The one-way approximation to the full wave equation has been widely used for imaging the earth's interior Claerbout (1985). This approximation ignores back-scattering in the wavefield but usually works well with surface seismic data. In the shot-profile migration scheme, two one-way wave equations need to be solved. One downward extrapolates the source wavefield and the other downward extrapolates the receiver wavefield. By using an imaging condition, the subsurface image is formed Claerbout (1971).

Usually, the initial surface boundary condition for downward extrapolating the source wavefield is chosen to be an impulse convolved with a wavelet at the shot position. However, downward extrapolation with the one-way wave equation
requires boundary
conditions on the surface, *z*=0, at all locations and all times. Since horizontal (or high-propagation-angle)
waves, reflected waves, and overturned waves can all contribute to the
surface wavefield, it appears that the full solution must already be
known in order to supply these initial data Nichols (1994).

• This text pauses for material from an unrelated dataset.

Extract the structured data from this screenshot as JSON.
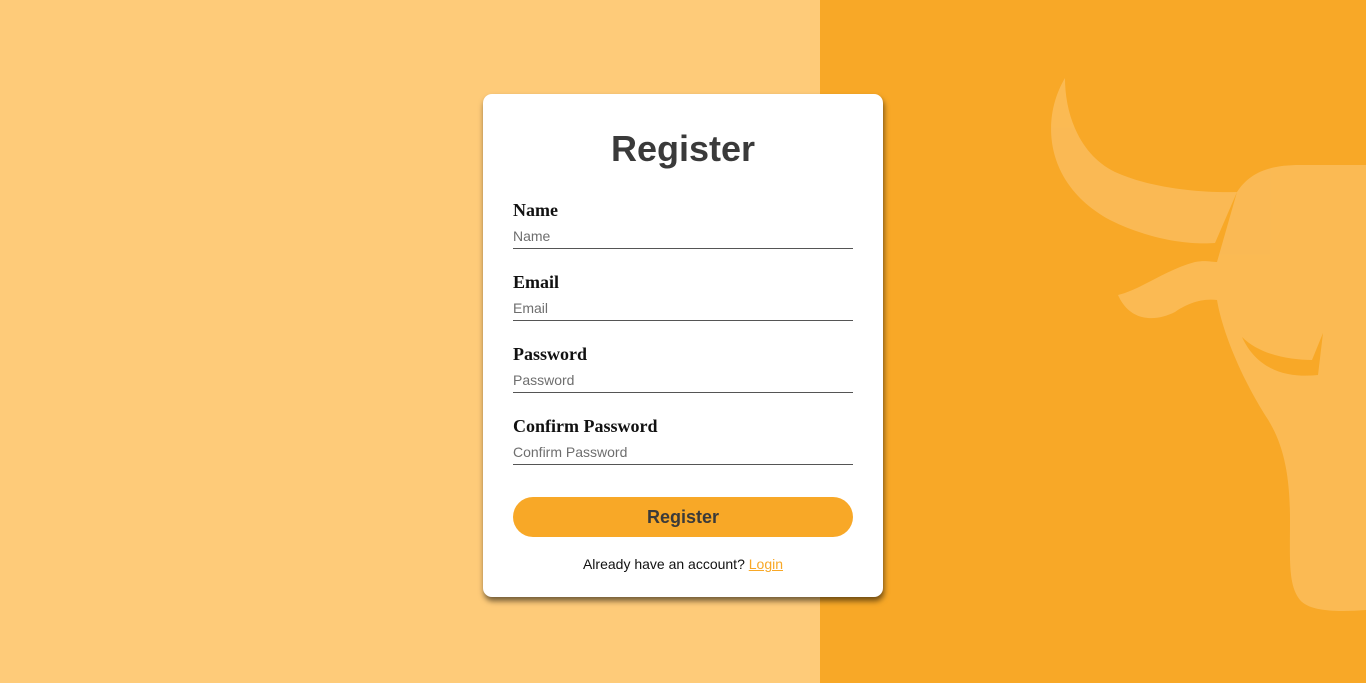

Zhang (1993) proposes two correction terms to the traditional one-way wave equations. One is a correction for the source and receiver wavefields extrapolation, while the other is a new boundary condition for the source wavefield. This new boundary condition is not only an impulse at the shot position but also includes contributions at different times and surface positions, depending on the surface velocity.

In this short note, we introduce an alternative surface boundary condition for the source wavefield downward extrapolation i.e, the Green function corresponding to the Helmholtz equation for a constant velocity medium at *z*=0. It includes contributions at different times and surface positions depending on the surface velocity, similar to Zhang's boundary condition, but differs in the amplitude.

We compare the wavefront amplitudes calculated using the new surface boundary condition, the traditional surface boundary condition, and Zhang's surface boundary condition. The comparisons are made using three synthetic velocity models: constant, vertically varying, and Marmousi. The results show that the new surface boundary condition produces more balanced wavefronts in the constant-velocity model and in the vertically varying velocity model (VOZ) and behaves similarly to Zhang's in the Marmousi velocity model.

5/23/2004